» Given entries:
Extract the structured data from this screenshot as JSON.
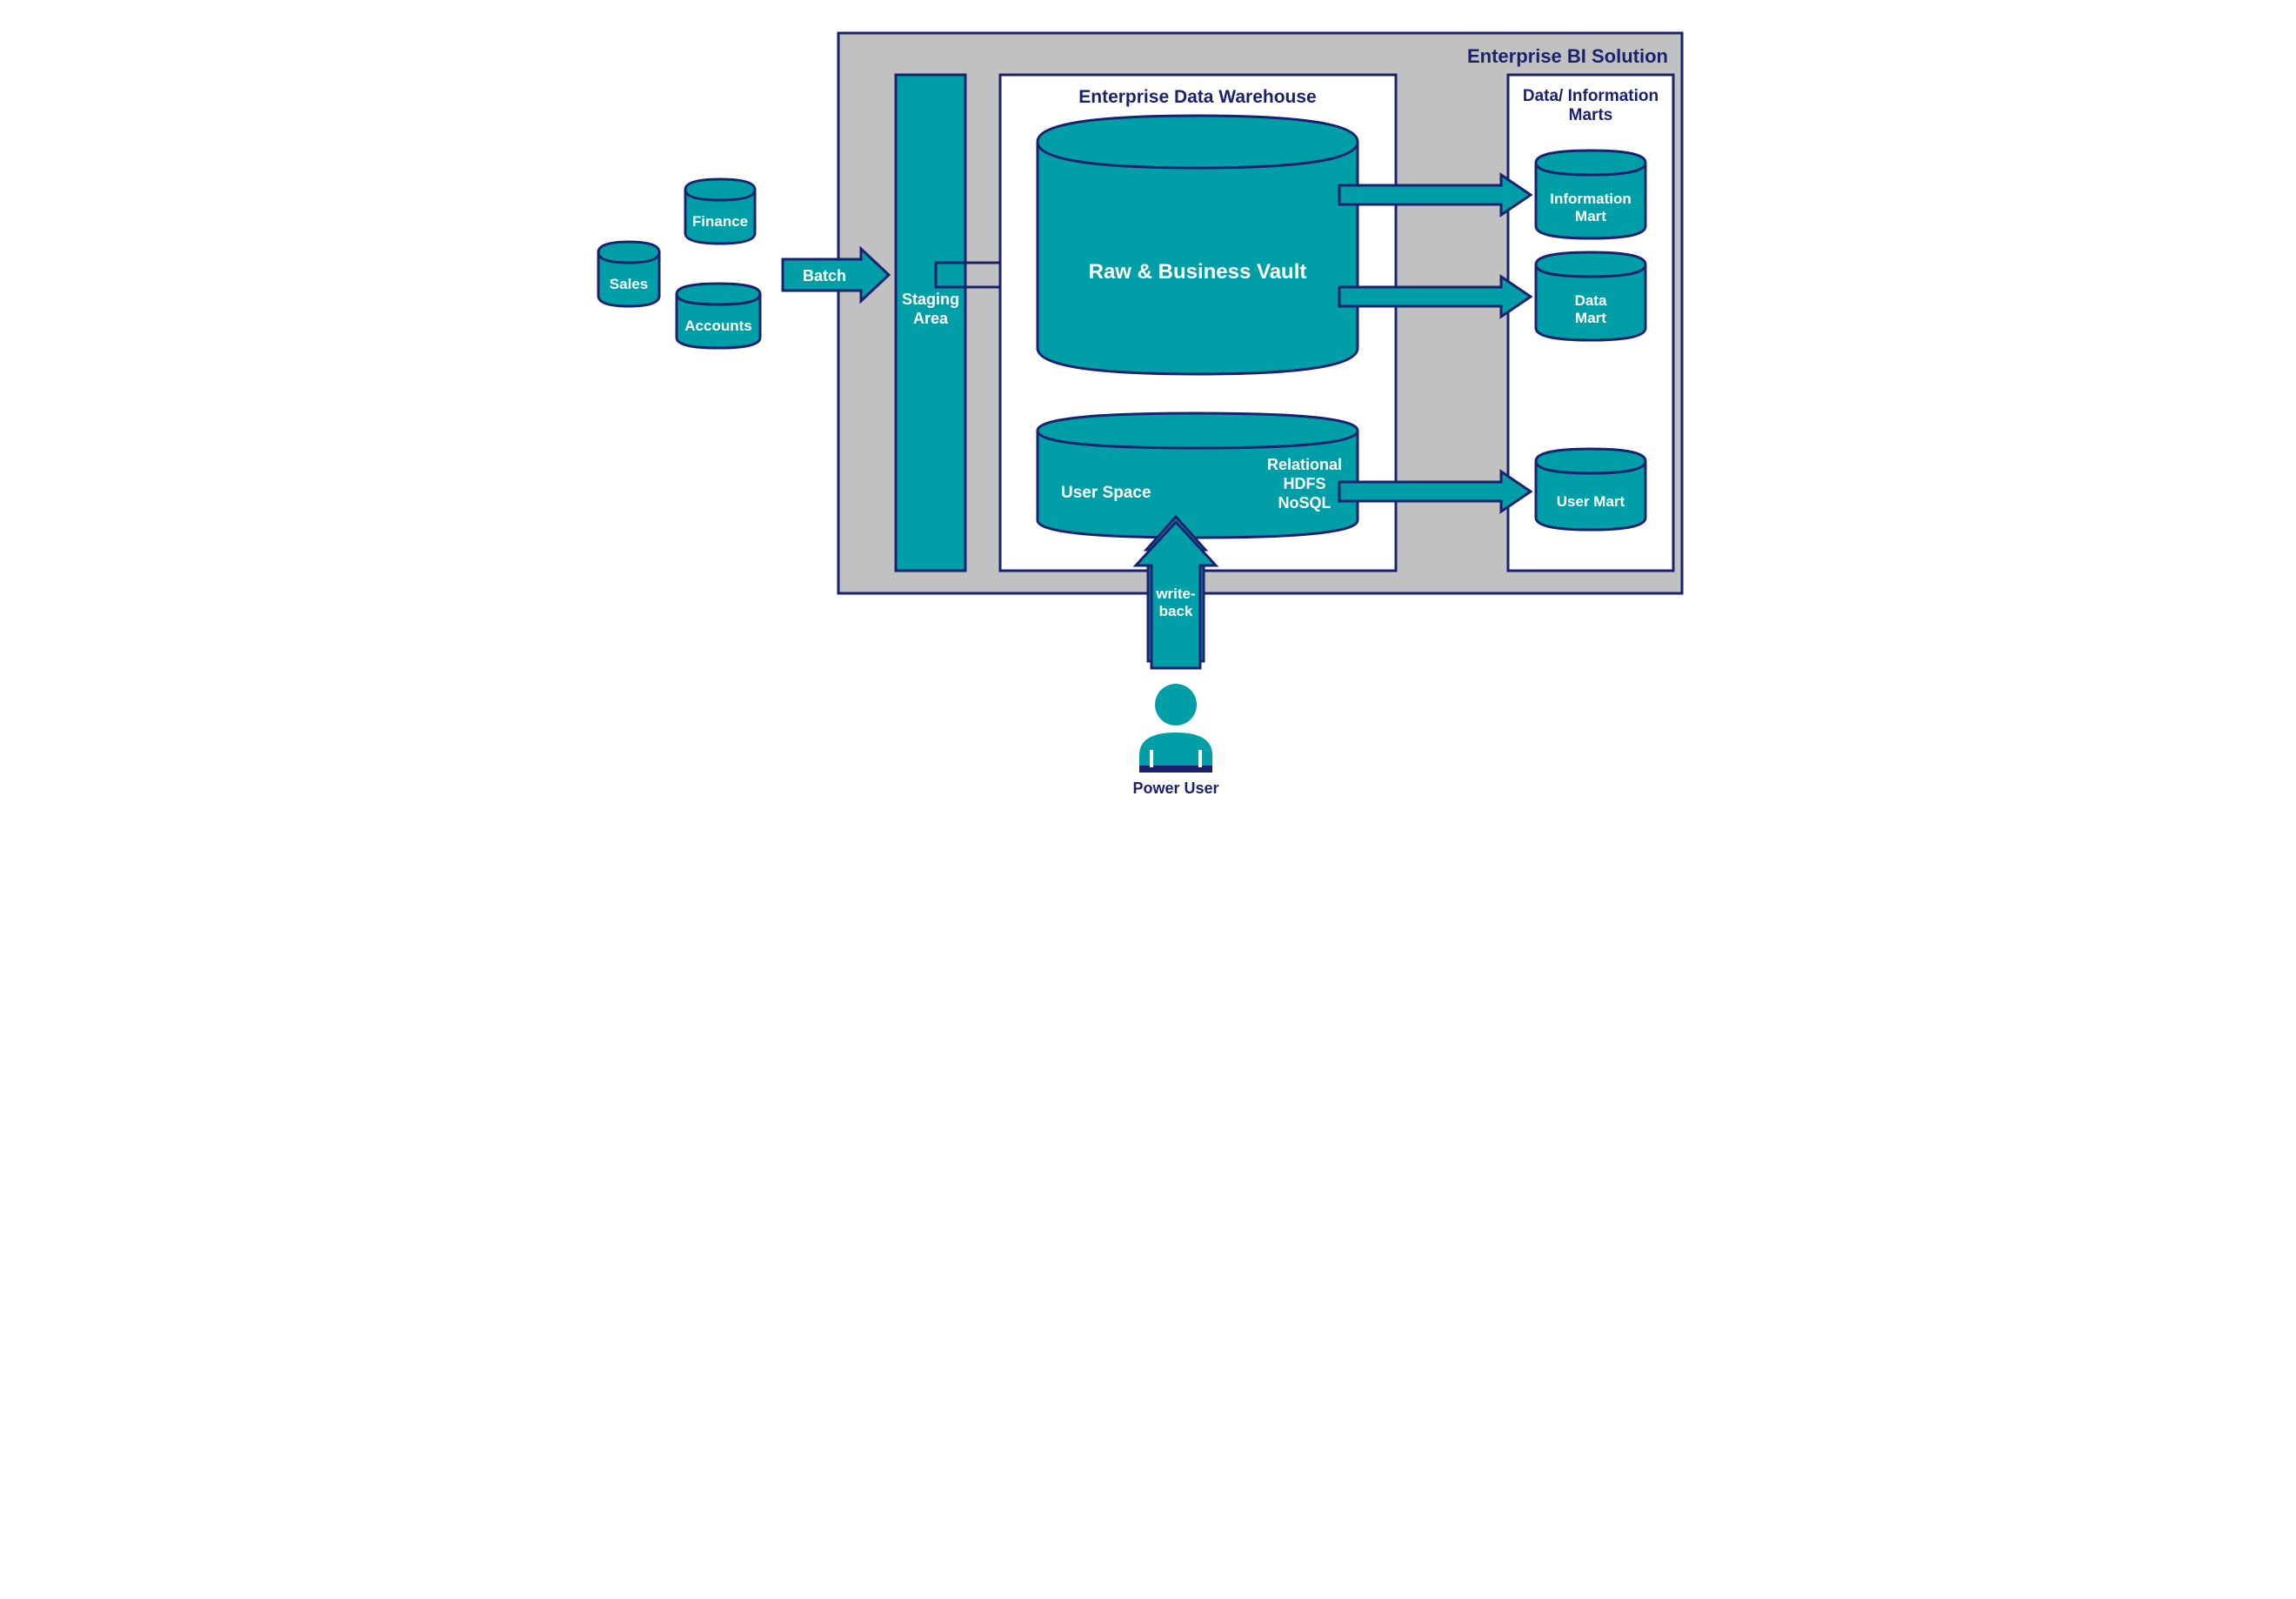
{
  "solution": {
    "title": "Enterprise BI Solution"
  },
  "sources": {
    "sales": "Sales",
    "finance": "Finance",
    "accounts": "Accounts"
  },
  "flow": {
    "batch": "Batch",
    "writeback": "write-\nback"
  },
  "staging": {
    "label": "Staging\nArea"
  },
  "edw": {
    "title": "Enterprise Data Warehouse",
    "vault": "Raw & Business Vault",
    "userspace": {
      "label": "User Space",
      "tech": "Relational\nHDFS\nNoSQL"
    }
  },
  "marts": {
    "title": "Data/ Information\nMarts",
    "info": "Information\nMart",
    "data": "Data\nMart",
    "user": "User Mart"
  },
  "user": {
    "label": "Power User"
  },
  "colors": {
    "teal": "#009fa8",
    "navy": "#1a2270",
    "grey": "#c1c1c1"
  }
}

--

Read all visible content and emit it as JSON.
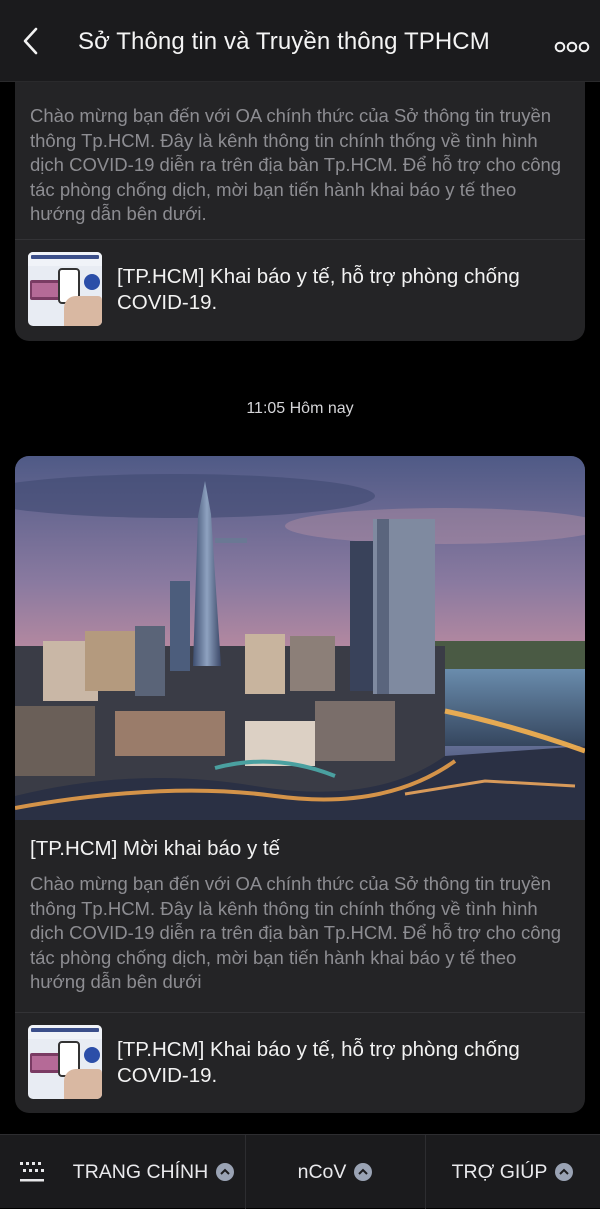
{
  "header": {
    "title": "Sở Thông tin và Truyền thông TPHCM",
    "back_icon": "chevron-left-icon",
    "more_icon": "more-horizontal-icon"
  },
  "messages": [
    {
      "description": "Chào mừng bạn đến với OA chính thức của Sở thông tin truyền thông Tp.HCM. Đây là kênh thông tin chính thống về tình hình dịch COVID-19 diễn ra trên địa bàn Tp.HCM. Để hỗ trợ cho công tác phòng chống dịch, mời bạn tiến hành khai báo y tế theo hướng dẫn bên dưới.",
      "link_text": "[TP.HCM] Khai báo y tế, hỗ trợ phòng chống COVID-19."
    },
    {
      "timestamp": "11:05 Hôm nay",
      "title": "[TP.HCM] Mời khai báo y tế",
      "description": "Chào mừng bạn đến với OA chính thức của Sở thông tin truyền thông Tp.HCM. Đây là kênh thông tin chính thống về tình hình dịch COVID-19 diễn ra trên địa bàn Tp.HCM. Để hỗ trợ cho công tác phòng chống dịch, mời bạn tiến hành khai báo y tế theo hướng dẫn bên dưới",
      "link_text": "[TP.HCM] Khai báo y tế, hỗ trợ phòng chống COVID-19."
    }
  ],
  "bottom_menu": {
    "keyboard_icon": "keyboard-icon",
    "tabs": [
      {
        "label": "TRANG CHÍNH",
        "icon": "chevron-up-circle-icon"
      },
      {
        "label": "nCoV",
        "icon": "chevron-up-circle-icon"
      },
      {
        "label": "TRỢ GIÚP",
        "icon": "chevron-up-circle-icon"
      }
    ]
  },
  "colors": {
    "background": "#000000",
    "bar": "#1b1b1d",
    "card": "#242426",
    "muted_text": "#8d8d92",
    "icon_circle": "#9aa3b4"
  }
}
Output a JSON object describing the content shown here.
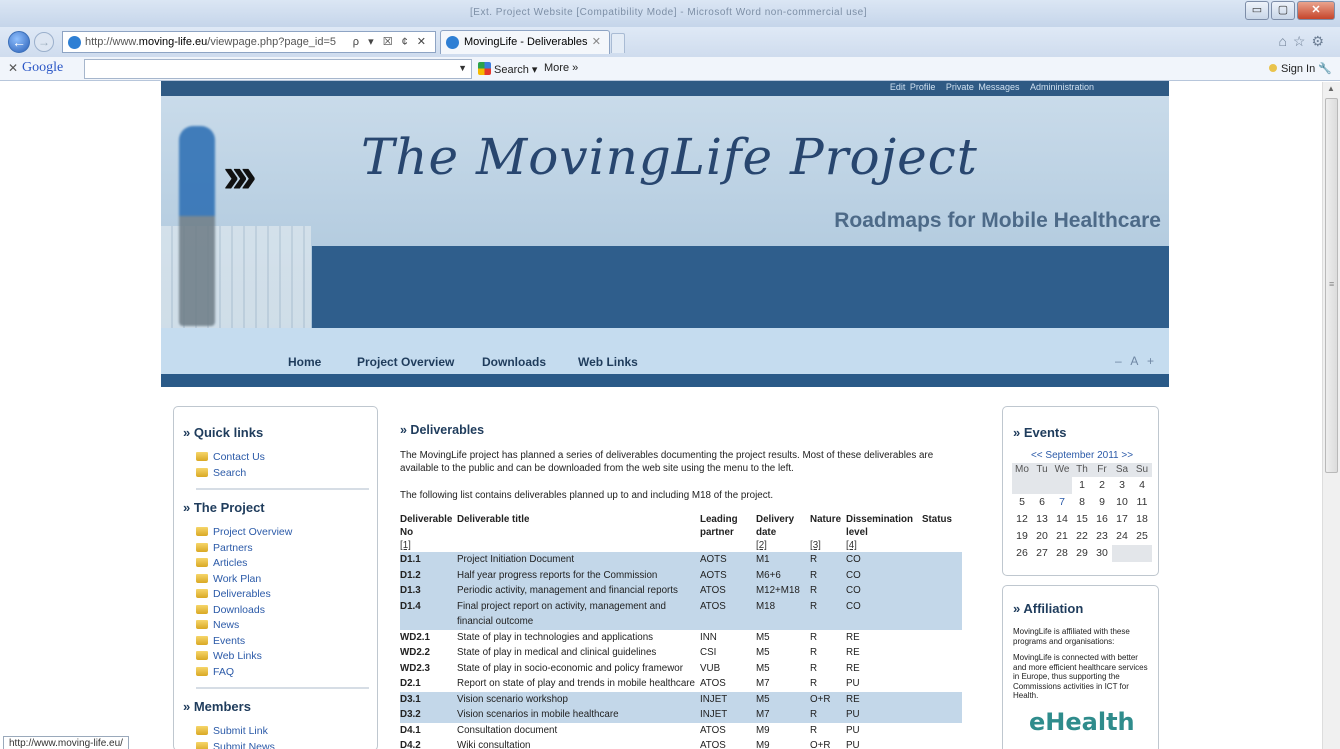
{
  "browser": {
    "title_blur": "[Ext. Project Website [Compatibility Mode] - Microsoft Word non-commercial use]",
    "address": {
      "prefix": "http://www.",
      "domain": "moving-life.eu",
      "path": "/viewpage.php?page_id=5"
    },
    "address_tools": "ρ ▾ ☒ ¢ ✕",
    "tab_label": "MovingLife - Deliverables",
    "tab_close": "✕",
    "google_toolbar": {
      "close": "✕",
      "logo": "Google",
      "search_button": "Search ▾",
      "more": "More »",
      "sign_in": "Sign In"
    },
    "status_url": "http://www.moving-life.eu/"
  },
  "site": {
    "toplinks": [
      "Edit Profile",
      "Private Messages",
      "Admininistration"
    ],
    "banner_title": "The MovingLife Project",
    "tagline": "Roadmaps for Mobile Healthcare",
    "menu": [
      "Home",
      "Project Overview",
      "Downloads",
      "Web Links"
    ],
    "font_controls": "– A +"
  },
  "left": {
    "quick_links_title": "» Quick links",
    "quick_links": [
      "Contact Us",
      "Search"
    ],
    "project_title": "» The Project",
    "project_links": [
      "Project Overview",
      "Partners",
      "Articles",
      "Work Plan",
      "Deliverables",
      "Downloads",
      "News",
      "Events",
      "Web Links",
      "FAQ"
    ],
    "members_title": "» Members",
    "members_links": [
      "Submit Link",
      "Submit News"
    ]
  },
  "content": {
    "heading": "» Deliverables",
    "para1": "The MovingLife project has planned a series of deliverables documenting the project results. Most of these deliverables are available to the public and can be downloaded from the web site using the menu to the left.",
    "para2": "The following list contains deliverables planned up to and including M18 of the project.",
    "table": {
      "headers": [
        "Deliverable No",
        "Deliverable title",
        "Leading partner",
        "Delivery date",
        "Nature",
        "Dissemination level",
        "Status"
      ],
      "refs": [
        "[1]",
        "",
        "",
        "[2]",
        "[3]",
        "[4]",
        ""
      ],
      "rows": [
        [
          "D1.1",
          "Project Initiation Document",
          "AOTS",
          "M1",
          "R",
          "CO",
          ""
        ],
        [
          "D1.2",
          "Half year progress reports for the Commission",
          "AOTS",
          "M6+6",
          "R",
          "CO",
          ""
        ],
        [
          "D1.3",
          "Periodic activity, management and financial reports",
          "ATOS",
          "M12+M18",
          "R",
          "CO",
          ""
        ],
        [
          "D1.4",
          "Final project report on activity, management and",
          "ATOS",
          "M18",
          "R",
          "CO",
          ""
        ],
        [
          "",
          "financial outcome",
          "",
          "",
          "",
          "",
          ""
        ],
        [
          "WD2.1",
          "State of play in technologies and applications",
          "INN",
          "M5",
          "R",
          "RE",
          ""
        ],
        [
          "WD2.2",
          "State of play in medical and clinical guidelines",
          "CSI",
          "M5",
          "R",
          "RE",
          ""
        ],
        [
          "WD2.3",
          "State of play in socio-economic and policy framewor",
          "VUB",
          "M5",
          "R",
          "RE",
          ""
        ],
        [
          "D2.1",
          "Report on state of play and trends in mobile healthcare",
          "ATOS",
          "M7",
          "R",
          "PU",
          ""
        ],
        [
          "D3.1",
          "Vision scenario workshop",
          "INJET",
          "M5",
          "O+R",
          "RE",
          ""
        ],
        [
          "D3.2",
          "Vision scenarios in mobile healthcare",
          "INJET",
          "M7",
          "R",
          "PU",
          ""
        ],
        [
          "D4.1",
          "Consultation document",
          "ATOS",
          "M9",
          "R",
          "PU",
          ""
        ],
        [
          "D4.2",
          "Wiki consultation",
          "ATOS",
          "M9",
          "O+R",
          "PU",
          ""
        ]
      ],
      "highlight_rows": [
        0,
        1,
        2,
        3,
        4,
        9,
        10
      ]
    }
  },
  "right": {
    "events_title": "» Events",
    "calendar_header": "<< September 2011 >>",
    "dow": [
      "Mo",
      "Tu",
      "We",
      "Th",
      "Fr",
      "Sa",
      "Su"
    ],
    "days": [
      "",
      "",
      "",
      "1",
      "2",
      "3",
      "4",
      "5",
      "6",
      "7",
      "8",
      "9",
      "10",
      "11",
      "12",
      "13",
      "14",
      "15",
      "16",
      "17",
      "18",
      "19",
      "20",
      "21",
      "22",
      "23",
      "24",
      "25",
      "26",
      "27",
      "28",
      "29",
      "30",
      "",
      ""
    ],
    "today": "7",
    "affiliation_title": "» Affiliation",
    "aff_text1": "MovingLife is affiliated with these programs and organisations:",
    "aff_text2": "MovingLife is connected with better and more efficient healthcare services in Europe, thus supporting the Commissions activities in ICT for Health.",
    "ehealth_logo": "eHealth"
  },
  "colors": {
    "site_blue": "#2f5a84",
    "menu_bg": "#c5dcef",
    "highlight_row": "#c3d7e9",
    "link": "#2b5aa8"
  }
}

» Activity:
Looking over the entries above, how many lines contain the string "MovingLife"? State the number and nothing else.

» Expected output:
5